Exercise brief: Reproduce the records below word for word.

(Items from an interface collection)
-- Opening Marker --

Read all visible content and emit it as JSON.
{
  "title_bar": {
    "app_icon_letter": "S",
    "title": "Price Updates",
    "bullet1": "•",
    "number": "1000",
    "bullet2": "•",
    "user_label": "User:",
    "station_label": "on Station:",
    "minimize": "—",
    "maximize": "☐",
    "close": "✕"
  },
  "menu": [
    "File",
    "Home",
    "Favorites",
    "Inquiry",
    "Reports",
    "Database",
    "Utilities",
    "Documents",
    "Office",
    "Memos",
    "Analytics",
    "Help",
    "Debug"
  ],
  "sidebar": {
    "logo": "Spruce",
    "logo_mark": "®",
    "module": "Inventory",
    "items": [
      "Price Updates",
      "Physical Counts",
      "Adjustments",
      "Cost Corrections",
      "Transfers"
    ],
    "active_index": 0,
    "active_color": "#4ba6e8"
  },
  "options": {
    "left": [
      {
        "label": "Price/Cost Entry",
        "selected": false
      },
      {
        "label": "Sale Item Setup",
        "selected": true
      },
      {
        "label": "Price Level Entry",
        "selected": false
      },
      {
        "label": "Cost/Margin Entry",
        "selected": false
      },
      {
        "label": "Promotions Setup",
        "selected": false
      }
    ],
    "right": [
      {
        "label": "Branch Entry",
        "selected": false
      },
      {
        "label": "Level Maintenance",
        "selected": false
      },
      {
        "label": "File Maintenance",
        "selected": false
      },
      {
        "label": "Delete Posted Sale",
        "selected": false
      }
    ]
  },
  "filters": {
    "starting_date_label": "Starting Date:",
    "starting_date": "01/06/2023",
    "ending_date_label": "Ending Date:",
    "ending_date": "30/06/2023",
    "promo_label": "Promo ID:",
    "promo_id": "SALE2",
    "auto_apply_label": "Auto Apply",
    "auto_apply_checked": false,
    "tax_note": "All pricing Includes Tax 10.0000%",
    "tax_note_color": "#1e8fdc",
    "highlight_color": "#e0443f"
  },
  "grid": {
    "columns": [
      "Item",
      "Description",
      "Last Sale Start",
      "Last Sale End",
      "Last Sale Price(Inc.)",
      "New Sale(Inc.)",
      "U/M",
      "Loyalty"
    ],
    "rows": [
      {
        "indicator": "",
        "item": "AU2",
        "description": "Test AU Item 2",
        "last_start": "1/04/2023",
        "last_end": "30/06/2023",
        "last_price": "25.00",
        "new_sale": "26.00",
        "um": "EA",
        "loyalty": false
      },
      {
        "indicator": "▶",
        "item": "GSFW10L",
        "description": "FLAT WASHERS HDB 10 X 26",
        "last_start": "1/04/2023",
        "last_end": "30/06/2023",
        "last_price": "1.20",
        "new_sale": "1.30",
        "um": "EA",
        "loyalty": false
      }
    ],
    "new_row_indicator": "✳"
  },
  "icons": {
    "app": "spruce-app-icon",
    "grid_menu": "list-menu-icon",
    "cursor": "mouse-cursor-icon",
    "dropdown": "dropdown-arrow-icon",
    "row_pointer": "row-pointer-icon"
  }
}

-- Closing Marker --

Solution below:
Read all visible content and emit it as JSON.
{
  "title_bar": {
    "app_icon_letter": "S",
    "title": "Price Updates",
    "bullet1": "•",
    "number": "1000",
    "bullet2": "•",
    "user_label": "User:",
    "station_label": "on Station:",
    "minimize": "—",
    "maximize": "☐",
    "close": "✕"
  },
  "menu": [
    "File",
    "Home",
    "Favorites",
    "Inquiry",
    "Reports",
    "Database",
    "Utilities",
    "Documents",
    "Office",
    "Memos",
    "Analytics",
    "Help",
    "Debug"
  ],
  "sidebar": {
    "logo": "Spruce",
    "logo_mark": "®",
    "module": "Inventory",
    "items": [
      "Price Updates",
      "Physical Counts",
      "Adjustments",
      "Cost Corrections",
      "Transfers"
    ],
    "active_index": 0,
    "active_color": "#4ba6e8"
  },
  "options": {
    "left": [
      {
        "label": "Price/Cost Entry",
        "selected": false
      },
      {
        "label": "Sale Item Setup",
        "selected": true
      },
      {
        "label": "Price Level Entry",
        "selected": false
      },
      {
        "label": "Cost/Margin Entry",
        "selected": false
      },
      {
        "label": "Promotions Setup",
        "selected": false
      }
    ],
    "right": [
      {
        "label": "Branch Entry",
        "selected": false
      },
      {
        "label": "Level Maintenance",
        "selected": false
      },
      {
        "label": "File Maintenance",
        "selected": false
      },
      {
        "label": "Delete Posted Sale",
        "selected": false
      }
    ]
  },
  "filters": {
    "starting_date_label": "Starting Date:",
    "starting_date": "01/06/2023",
    "ending_date_label": "Ending Date:",
    "ending_date": "30/06/2023",
    "promo_label": "Promo ID:",
    "promo_id": "SALE2",
    "auto_apply_label": "Auto Apply",
    "auto_apply_checked": false,
    "tax_note": "All pricing Includes Tax 10.0000%",
    "tax_note_color": "#1e8fdc",
    "highlight_color": "#e0443f"
  },
  "grid": {
    "columns": [
      "Item",
      "Description",
      "Last Sale Start",
      "Last Sale End",
      "Last Sale Price(Inc.)",
      "New Sale(Inc.)",
      "U/M",
      "Loyalty"
    ],
    "rows": [
      {
        "indicator": "",
        "item": "AU2",
        "description": "Test AU Item 2",
        "last_start": "1/04/2023",
        "last_end": "30/06/2023",
        "last_price": "25.00",
        "new_sale": "26.00",
        "um": "EA",
        "loyalty": false
      },
      {
        "indicator": "▶",
        "item": "GSFW10L",
        "description": "FLAT WASHERS HDB 10 X 26",
        "last_start": "1/04/2023",
        "last_end": "30/06/2023",
        "last_price": "1.20",
        "new_sale": "1.30",
        "um": "EA",
        "loyalty": false
      }
    ],
    "new_row_indicator": "✳"
  },
  "icons": {
    "app": "spruce-app-icon",
    "grid_menu": "list-menu-icon",
    "cursor": "mouse-cursor-icon",
    "dropdown": "dropdown-arrow-icon",
    "row_pointer": "row-pointer-icon"
  }
}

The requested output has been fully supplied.